### [Work instructions]
What lines in the records below include the word "reference"? Return each one.

(Dataset rows for apps and sites)
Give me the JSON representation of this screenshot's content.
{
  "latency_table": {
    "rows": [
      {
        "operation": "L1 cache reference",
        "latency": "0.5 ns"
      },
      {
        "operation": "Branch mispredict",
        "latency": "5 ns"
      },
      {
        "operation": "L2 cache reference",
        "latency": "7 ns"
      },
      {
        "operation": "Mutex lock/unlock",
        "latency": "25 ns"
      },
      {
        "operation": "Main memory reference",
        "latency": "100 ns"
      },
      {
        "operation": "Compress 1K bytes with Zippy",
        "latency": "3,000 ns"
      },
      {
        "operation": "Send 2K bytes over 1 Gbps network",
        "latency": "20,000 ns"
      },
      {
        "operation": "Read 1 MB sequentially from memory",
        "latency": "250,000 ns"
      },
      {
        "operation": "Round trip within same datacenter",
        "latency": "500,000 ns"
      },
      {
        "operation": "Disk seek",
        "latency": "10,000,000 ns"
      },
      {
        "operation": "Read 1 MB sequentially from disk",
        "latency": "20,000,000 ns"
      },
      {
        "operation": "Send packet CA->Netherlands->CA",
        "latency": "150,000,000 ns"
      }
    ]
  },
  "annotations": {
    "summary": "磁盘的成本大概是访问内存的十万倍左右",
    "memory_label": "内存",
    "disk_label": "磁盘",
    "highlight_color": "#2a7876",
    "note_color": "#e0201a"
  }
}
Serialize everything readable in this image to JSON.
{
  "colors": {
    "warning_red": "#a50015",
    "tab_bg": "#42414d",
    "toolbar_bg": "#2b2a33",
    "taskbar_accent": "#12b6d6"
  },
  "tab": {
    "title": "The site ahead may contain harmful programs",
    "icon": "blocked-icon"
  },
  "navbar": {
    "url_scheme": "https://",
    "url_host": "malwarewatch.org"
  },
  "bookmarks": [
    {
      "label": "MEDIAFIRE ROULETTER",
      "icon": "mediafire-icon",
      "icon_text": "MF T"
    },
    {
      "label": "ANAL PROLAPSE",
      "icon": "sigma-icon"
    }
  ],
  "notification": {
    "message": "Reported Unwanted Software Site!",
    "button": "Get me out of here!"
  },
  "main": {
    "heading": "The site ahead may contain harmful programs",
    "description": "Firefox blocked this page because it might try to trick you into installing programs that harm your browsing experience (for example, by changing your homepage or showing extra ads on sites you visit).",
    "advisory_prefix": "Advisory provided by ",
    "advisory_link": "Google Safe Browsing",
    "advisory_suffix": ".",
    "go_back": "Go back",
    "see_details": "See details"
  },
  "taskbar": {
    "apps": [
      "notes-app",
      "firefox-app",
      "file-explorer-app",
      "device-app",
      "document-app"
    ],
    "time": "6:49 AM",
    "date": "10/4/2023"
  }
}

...

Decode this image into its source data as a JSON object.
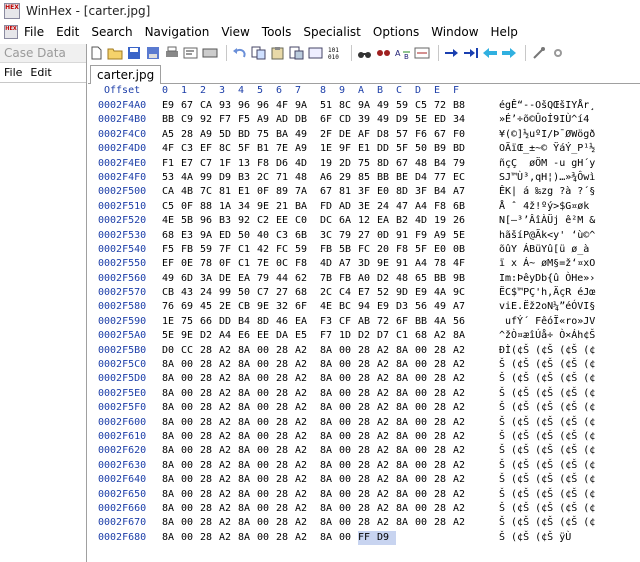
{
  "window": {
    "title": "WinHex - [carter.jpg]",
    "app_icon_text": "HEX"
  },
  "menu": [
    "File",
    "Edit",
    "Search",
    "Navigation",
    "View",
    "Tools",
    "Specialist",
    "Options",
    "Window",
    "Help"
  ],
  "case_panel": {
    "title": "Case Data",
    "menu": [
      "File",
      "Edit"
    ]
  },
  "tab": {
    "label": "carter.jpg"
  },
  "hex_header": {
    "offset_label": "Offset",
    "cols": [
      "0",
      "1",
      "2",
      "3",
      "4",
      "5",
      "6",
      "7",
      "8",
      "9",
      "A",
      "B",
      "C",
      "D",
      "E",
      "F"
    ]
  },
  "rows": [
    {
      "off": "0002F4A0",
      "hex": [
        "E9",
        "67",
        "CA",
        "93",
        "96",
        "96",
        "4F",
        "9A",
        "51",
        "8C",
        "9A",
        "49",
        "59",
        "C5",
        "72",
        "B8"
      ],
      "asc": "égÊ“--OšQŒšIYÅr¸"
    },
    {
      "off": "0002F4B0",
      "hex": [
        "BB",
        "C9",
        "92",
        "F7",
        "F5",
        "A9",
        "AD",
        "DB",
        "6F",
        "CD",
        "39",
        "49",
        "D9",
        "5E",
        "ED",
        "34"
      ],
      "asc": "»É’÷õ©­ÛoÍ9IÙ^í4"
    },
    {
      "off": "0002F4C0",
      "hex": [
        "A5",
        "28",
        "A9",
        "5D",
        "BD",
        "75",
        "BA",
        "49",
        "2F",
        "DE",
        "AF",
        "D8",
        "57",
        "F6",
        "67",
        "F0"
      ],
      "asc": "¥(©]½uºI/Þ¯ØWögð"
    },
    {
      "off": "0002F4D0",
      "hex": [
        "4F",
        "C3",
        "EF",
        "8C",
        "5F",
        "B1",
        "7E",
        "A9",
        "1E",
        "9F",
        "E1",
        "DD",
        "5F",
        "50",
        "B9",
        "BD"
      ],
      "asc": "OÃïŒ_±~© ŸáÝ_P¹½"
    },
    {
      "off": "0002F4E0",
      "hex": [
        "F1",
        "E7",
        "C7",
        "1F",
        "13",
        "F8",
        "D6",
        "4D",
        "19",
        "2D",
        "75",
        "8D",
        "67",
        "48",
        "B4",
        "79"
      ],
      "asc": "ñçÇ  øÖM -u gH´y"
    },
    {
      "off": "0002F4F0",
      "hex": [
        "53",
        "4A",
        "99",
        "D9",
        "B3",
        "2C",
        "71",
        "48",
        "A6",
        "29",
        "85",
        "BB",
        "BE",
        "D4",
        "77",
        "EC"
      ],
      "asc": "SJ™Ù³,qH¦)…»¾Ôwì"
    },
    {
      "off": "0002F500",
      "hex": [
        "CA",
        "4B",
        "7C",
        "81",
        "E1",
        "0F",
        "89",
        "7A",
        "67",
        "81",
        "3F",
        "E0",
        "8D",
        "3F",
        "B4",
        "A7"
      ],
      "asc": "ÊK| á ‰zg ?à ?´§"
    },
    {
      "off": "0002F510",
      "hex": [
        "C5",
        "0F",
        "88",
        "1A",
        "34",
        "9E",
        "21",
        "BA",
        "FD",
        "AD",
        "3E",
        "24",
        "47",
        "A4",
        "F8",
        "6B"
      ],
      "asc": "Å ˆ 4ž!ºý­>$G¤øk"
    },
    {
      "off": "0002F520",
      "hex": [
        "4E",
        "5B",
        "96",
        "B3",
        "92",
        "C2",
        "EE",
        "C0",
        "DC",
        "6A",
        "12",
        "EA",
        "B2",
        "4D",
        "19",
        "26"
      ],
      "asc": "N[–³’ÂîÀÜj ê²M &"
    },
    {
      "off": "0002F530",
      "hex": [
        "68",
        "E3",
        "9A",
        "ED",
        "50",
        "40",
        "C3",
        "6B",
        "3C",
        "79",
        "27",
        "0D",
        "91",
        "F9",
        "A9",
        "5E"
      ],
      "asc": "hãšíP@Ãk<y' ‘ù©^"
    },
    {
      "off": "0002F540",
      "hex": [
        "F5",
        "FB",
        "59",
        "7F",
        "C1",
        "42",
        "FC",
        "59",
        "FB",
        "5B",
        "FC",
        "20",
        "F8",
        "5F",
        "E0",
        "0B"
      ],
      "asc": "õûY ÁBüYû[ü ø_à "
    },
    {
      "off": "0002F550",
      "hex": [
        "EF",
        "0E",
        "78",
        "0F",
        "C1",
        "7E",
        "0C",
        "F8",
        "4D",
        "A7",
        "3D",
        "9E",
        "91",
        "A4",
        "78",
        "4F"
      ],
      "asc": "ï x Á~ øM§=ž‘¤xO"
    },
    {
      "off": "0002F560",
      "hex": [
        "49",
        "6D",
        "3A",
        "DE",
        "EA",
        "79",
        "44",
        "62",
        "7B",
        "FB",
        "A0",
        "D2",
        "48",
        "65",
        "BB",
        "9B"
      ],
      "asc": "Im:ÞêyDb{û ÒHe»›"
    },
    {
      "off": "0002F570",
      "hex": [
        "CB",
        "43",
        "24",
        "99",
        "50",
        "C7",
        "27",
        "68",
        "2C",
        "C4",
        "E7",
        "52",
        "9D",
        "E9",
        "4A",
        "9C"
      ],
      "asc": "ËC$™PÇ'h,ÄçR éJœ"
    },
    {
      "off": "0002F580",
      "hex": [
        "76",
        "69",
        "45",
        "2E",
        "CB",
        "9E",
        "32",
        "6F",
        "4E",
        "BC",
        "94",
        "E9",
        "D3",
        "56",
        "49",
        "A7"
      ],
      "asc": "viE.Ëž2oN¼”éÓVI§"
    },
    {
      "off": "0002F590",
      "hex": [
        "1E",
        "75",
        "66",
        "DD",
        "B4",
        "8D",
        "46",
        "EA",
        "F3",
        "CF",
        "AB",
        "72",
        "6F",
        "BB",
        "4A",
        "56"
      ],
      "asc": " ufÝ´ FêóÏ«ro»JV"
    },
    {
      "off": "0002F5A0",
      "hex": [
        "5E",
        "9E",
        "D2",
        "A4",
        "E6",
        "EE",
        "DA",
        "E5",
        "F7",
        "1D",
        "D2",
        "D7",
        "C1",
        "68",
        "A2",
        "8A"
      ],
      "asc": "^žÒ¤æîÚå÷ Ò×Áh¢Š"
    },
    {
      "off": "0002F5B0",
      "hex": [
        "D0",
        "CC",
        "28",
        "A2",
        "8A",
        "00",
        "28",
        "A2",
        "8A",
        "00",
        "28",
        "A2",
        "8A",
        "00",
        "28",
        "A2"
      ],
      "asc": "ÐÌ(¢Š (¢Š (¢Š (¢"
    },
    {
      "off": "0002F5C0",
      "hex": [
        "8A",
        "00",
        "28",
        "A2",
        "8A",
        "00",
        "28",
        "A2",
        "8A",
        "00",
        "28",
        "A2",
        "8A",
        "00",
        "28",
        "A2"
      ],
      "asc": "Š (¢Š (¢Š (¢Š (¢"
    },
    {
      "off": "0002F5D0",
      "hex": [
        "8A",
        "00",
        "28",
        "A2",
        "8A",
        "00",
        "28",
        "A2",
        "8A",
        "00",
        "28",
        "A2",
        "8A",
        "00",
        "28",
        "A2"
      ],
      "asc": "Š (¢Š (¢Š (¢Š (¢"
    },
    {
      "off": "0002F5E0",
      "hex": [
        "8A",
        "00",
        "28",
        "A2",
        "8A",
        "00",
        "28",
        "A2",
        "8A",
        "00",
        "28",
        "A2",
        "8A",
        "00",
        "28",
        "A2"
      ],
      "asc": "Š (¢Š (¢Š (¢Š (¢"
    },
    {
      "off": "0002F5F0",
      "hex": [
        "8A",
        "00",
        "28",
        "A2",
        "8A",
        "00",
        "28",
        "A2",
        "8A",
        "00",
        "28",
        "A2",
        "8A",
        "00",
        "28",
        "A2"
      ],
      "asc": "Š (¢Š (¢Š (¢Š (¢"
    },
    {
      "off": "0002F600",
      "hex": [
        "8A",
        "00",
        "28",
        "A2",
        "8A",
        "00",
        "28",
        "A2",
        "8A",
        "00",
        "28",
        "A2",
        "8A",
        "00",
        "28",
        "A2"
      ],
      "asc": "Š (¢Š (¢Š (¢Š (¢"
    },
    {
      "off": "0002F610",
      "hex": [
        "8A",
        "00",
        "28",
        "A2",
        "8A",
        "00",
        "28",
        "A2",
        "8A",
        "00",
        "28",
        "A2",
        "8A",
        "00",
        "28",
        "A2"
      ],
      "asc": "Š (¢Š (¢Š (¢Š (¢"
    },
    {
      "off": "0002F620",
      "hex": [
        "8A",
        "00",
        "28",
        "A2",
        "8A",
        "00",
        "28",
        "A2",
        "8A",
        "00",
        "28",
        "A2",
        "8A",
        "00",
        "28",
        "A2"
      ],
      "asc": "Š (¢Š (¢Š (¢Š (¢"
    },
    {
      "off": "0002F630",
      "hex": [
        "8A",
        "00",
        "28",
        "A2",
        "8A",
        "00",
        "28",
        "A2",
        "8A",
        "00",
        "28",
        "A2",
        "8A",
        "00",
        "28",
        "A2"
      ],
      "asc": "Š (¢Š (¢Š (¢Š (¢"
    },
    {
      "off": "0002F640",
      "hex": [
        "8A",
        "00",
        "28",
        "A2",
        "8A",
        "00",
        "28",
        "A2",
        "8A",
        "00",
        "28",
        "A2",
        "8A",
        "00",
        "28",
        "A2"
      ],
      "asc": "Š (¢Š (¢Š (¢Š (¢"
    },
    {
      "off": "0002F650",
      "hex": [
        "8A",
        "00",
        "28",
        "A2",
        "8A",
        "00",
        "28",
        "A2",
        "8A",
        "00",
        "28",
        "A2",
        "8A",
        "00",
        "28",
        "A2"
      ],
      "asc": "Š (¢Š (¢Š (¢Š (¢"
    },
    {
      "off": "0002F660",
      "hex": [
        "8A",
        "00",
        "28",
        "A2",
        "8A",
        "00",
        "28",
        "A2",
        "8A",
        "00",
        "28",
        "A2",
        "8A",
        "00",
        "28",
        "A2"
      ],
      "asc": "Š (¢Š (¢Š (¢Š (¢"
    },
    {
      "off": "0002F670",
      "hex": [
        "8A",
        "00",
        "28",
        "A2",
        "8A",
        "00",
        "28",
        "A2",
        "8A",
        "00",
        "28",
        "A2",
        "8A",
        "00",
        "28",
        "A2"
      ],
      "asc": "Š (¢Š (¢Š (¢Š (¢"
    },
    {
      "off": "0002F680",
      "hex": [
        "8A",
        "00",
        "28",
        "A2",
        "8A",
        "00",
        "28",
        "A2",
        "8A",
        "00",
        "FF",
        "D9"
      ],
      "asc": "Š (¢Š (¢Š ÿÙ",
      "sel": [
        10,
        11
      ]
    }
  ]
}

### [Exercise answer]
        "operation": "L1 cache reference",
        "operation": "L2 cache reference",
        "operation": "Main memory reference",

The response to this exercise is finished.